- WHAT TO DO -
Below are entries; write every one of them out again exactly.

- SOURCE INFORMATION -
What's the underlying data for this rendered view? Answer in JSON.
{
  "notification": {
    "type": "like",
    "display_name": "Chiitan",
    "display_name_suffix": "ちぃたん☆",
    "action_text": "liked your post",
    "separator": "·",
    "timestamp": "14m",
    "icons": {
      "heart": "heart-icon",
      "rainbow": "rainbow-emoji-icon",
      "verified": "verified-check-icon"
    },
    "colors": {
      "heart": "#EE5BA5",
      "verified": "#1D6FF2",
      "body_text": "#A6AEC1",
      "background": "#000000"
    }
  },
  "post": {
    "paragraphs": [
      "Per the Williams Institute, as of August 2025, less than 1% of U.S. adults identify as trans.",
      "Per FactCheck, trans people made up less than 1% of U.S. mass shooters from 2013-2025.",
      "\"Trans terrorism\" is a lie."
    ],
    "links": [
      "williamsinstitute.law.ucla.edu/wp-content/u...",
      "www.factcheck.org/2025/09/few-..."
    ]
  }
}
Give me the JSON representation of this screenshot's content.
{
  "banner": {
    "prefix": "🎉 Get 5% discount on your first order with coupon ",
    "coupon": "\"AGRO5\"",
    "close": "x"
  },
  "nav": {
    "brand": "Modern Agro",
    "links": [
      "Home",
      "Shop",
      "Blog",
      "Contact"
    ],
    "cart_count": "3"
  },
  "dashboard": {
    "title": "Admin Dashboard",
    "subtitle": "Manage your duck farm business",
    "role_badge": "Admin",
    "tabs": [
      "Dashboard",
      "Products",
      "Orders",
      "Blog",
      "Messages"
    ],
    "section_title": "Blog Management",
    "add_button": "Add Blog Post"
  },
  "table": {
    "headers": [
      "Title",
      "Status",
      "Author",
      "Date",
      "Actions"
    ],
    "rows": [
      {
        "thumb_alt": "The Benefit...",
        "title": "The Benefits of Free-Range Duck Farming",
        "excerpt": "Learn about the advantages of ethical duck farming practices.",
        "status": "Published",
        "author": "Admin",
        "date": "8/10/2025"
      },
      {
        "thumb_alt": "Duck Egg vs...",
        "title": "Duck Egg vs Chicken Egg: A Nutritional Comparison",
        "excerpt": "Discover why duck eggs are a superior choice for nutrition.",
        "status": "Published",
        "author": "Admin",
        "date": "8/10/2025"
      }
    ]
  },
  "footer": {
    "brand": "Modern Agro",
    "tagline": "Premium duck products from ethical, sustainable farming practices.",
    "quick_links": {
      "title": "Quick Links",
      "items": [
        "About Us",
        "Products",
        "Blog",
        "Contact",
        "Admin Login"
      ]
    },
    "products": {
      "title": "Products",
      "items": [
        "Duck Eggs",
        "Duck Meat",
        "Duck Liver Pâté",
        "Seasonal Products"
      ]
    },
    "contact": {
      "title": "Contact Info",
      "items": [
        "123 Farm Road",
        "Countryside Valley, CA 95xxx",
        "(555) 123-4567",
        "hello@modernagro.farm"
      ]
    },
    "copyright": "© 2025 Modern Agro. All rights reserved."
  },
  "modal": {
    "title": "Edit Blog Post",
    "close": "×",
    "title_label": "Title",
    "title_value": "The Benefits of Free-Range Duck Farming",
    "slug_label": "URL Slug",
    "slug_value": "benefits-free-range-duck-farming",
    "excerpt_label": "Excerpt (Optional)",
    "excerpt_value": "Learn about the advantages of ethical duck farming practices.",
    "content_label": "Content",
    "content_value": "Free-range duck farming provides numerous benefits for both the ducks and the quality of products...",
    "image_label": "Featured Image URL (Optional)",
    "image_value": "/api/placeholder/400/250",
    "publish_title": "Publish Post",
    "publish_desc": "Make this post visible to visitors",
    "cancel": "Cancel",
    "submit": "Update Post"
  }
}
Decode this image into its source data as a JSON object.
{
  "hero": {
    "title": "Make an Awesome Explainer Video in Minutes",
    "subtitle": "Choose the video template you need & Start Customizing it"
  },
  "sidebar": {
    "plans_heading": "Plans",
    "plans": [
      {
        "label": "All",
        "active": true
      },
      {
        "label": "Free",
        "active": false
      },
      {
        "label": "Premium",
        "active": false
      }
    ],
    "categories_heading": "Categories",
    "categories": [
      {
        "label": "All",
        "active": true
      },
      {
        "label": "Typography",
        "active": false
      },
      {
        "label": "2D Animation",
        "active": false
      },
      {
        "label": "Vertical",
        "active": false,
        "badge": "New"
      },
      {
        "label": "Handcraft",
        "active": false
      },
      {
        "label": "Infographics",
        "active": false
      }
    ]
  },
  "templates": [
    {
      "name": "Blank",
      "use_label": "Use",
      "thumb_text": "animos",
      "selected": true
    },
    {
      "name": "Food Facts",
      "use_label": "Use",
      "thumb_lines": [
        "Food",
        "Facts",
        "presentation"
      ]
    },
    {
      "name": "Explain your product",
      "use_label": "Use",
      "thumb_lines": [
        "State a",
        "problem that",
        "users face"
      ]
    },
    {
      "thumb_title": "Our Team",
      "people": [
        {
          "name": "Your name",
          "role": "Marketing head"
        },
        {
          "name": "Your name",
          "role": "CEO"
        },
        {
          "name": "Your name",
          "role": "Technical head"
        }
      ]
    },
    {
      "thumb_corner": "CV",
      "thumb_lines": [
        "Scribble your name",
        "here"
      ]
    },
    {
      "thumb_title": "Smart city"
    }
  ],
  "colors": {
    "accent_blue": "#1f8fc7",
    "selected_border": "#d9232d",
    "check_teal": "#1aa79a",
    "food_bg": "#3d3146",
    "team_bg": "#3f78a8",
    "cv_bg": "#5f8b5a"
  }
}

- SOLUTION TO THIS TASK -
What's the underlying data for this rendered view? Answer in JSON.
{
  "notification": {
    "type": "like",
    "display_name": "Chiitan",
    "display_name_suffix": "ちぃたん☆",
    "action_text": "liked your post",
    "separator": "·",
    "timestamp": "14m",
    "icons": {
      "heart": "heart-icon",
      "rainbow": "rainbow-emoji-icon",
      "verified": "verified-check-icon"
    },
    "colors": {
      "heart": "#EE5BA5",
      "verified": "#1D6FF2",
      "body_text": "#A6AEC1",
      "background": "#000000"
    }
  },
  "post": {
    "paragraphs": [
      "Per the Williams Institute, as of August 2025, less than 1% of U.S. adults identify as trans.",
      "Per FactCheck, trans people made up less than 1% of U.S. mass shooters from 2013-2025.",
      "\"Trans terrorism\" is a lie."
    ],
    "links": [
      "williamsinstitute.law.ucla.edu/wp-content/u...",
      "www.factcheck.org/2025/09/few-..."
    ]
  }
}
Give me the JSON representation of this screenshot's content.
{
  "banner": {
    "prefix": "🎉 Get 5% discount on your first order with coupon ",
    "coupon": "\"AGRO5\"",
    "close": "x"
  },
  "nav": {
    "brand": "Modern Agro",
    "links": [
      "Home",
      "Shop",
      "Blog",
      "Contact"
    ],
    "cart_count": "3"
  },
  "dashboard": {
    "title": "Admin Dashboard",
    "subtitle": "Manage your duck farm business",
    "role_badge": "Admin",
    "tabs": [
      "Dashboard",
      "Products",
      "Orders",
      "Blog",
      "Messages"
    ],
    "section_title": "Blog Management",
    "add_button": "Add Blog Post"
  },
  "table": {
    "headers": [
      "Title",
      "Status",
      "Author",
      "Date",
      "Actions"
    ],
    "rows": [
      {
        "thumb_alt": "The Benefit...",
        "title": "The Benefits of Free-Range Duck Farming",
        "excerpt": "Learn about the advantages of ethical duck farming practices.",
        "status": "Published",
        "author": "Admin",
        "date": "8/10/2025"
      },
      {
        "thumb_alt": "Duck Egg vs...",
        "title": "Duck Egg vs Chicken Egg: A Nutritional Comparison",
        "excerpt": "Discover why duck eggs are a superior choice for nutrition.",
        "status": "Published",
        "author": "Admin",
        "date": "8/10/2025"
      }
    ]
  },
  "footer": {
    "brand": "Modern Agro",
    "tagline": "Premium duck products from ethical, sustainable farming practices.",
    "quick_links": {
      "title": "Quick Links",
      "items": [
        "About Us",
        "Products",
        "Blog",
        "Contact",
        "Admin Login"
      ]
    },
    "products": {
      "title": "Products",
      "items": [
        "Duck Eggs",
        "Duck Meat",
        "Duck Liver Pâté",
        "Seasonal Products"
      ]
    },
    "contact": {
      "title": "Contact Info",
      "items": [
        "123 Farm Road",
        "Countryside Valley, CA 95xxx",
        "(555) 123-4567",
        "hello@modernagro.farm"
      ]
    },
    "copyright": "© 2025 Modern Agro. All rights reserved."
  },
  "modal": {
    "title": "Edit Blog Post",
    "close": "×",
    "title_label": "Title",
    "title_value": "The Benefits of Free-Range Duck Farming",
    "slug_label": "URL Slug",
    "slug_value": "benefits-free-range-duck-farming",
    "excerpt_label": "Excerpt (Optional)",
    "excerpt_value": "Learn about the advantages of ethical duck farming practices.",
    "content_label": "Content",
    "content_value": "Free-range duck farming provides numerous benefits for both the ducks and the quality of products...",
    "image_label": "Featured Image URL (Optional)",
    "image_value": "/api/placeholder/400/250",
    "publish_title": "Publish Post",
    "publish_desc": "Make this post visible to visitors",
    "cancel": "Cancel",
    "submit": "Update Post"
  }
}
Decode this image into its source data as a JSON object.
{
  "hero": {
    "title": "Make an Awesome Explainer Video in Minutes",
    "subtitle": "Choose the video template you need & Start Customizing it"
  },
  "sidebar": {
    "plans_heading": "Plans",
    "plans": [
      {
        "label": "All",
        "active": true
      },
      {
        "label": "Free",
        "active": false
      },
      {
        "label": "Premium",
        "active": false
      }
    ],
    "categories_heading": "Categories",
    "categories": [
      {
        "label": "All",
        "active": true
      },
      {
        "label": "Typography",
        "active": false
      },
      {
        "label": "2D Animation",
        "active": false
      },
      {
        "label": "Vertical",
        "active": false,
        "badge": "New"
      },
      {
        "label": "Handcraft",
        "active": false
      },
      {
        "label": "Infographics",
        "active": false
      }
    ]
  },
  "templates": [
    {
      "name": "Blank",
      "use_label": "Use",
      "thumb_text": "animos",
      "selected": true
    },
    {
      "name": "Food Facts",
      "use_label": "Use",
      "thumb_lines": [
        "Food",
        "Facts",
        "presentation"
      ]
    },
    {
      "name": "Explain your product",
      "use_label": "Use",
      "thumb_lines": [
        "State a",
        "problem that",
        "users face"
      ]
    },
    {
      "thumb_title": "Our Team",
      "people": [
        {
          "name": "Your name",
          "role": "Marketing head"
        },
        {
          "name": "Your name",
          "role": "CEO"
        },
        {
          "name": "Your name",
          "role": "Technical head"
        }
      ]
    },
    {
      "thumb_corner": "CV",
      "thumb_lines": [
        "Scribble your name",
        "here"
      ]
    },
    {
      "thumb_title": "Smart city"
    }
  ],
  "colors": {
    "accent_blue": "#1f8fc7",
    "selected_border": "#d9232d",
    "check_teal": "#1aa79a",
    "food_bg": "#3d3146",
    "team_bg": "#3f78a8",
    "cv_bg": "#5f8b5a"
  }
}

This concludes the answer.